Some of the kids’ first customers were friends they made online. We’ve even been fortunate enough to meet a few of our worm friends in person. Several of their classmates have also bought worms to start their own worm farms after seeing how much fun Alyssa and Will are having.
The best business decision we made so far was to stock up on Red Wigglers in July and August when it was very hot and worm supplies were starting to dwindle. The kids agreed to invest a substantial amount of money in worms and equipment and do all the work necessary to care for 10,000 worms or more. Will and Alyssa wake up each morning 1.5 hours before school to do their chores and take care of their worms. Most mornings they are packing worm orders for local pickup. They also pack orders on demand during their breaks in classes for customers who want worms right away.
Right now, we are buying about 15 pounds of worms each month just to restock.

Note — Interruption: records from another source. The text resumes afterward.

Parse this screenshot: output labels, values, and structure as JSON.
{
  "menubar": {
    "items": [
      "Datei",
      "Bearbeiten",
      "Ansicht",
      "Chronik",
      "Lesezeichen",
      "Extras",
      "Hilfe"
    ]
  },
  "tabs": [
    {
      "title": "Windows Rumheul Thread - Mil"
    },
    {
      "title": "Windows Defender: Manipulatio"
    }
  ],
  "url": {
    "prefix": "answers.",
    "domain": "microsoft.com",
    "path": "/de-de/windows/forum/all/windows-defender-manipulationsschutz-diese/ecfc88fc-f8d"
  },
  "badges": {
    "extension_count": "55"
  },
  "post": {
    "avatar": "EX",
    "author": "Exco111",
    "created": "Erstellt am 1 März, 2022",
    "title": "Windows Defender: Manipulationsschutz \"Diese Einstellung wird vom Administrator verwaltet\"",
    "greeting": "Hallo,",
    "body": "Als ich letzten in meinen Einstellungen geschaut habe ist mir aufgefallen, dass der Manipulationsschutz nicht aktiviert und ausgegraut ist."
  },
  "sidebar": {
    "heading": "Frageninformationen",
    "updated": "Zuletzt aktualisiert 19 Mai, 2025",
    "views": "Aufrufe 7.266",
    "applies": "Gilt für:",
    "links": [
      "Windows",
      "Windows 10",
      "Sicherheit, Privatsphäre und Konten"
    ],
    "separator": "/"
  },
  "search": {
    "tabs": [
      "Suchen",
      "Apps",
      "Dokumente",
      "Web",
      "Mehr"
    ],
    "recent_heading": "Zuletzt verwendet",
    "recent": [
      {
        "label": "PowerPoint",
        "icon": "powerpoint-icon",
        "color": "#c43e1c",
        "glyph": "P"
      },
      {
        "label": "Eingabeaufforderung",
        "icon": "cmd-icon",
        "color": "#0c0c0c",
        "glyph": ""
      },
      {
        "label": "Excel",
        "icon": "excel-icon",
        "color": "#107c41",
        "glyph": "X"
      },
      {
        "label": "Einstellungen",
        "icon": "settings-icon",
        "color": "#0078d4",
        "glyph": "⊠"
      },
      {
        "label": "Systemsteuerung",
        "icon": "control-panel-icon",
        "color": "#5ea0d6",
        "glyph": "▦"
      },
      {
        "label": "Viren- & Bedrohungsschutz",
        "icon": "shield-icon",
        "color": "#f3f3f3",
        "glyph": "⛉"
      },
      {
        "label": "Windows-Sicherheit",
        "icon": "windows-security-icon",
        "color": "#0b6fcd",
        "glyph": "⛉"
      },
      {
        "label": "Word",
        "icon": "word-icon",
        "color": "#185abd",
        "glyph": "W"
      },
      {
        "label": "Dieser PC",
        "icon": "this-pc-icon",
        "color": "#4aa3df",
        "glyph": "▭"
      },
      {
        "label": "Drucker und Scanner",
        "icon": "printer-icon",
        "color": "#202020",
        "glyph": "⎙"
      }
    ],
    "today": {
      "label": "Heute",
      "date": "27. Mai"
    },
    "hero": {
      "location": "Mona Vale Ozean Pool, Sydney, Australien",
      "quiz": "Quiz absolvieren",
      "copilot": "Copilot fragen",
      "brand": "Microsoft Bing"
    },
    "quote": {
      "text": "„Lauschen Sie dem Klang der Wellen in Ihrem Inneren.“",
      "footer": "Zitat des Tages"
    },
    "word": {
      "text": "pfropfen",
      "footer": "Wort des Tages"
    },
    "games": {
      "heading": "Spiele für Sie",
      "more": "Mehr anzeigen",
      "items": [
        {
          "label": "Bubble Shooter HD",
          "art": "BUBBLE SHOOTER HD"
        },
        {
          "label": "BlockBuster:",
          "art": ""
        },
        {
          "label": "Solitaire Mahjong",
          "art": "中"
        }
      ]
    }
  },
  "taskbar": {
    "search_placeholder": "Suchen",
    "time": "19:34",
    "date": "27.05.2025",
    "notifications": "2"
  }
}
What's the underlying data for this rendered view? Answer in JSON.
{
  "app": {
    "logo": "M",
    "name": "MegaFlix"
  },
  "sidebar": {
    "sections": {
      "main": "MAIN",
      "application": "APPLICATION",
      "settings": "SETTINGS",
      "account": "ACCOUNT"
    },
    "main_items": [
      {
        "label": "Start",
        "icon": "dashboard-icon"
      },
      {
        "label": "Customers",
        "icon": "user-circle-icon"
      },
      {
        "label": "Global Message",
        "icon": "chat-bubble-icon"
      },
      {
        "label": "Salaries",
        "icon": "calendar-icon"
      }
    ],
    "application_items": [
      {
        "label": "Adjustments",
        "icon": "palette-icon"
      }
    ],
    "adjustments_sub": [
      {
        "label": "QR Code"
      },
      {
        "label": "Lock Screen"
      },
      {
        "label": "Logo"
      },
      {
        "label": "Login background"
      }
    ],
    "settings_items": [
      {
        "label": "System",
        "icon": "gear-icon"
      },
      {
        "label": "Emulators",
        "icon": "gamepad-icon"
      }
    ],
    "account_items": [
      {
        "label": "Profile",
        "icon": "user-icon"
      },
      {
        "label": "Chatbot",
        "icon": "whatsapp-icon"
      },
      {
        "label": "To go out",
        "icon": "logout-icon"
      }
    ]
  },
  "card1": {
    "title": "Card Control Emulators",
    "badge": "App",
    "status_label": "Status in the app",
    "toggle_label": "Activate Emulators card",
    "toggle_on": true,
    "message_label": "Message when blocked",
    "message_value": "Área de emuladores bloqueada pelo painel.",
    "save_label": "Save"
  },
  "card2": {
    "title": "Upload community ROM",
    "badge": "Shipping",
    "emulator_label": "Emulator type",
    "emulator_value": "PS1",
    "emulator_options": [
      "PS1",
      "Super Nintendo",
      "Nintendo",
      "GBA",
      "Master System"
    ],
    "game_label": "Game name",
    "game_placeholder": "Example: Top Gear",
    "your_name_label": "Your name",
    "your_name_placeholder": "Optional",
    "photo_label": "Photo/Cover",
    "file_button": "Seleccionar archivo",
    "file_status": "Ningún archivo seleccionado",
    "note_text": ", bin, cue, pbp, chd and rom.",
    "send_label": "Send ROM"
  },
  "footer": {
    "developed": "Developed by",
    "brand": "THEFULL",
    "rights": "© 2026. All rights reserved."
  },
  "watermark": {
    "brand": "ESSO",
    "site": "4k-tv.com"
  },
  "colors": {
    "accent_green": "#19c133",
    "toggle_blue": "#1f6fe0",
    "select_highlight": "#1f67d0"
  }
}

Will’s Worms has been the only worm farm in the LA-area that we know of to consistently have Red Wigglers in stock all Summer despite several heat waves that hit 110-117 degrees for multiple days in a row. The heat has been our biggest challenge, but it also provided our biggest opportunity. We had some water mist cooling hoses attached to our outdoor patio and we moved those over to our worm rack and worm shed to humidify the air and cool the worms through evaporative cooling. Using 2 large box fans and 2 water mist lines, we are able to keep our worms roughly 25-30 degrees cooler than the air temperature. Our unique cooling system enabled our worms to survive when many competitors struggled. This video showing our water-cooling system has been our most popular one by far, generating over 200 views and almost 5 hours of watch time:
Will and Alyssa save all of their earnings from Will’s Worms. Both of them want to go to college. Alyssa wants to be teacher or a geologist when she grows up. Will wants to be a train engineer or a mechanical engineer. Each of them has a special function in the business as well. Alyssa is the bookkeeper and she uses an excel spreadsheet to track the revenues and expenses of the business. Will is the head of production. He helps design the worm racks and he does most of the heavy lifting when digging, carrying trays, or mixing new bedding is required.
When they are not working on their worm farm, Alyssa and Will love training in karate, traveling, gardening, swimming, camping, fishing, hiking, art, singing, music, sports, school, and spending time with their pets and family.
I see a very bright future ahead for Will and Alyssa – and the worm farming industry will be lucky if they decide to stay involved with worms once “grown up”. In the meantime, let’s cheer on these ambitious young entrepreneurs and reward them for their hard work and enthusiasm!
**Harness the Power of Worms- Join CGU Today! >>Learn More<<**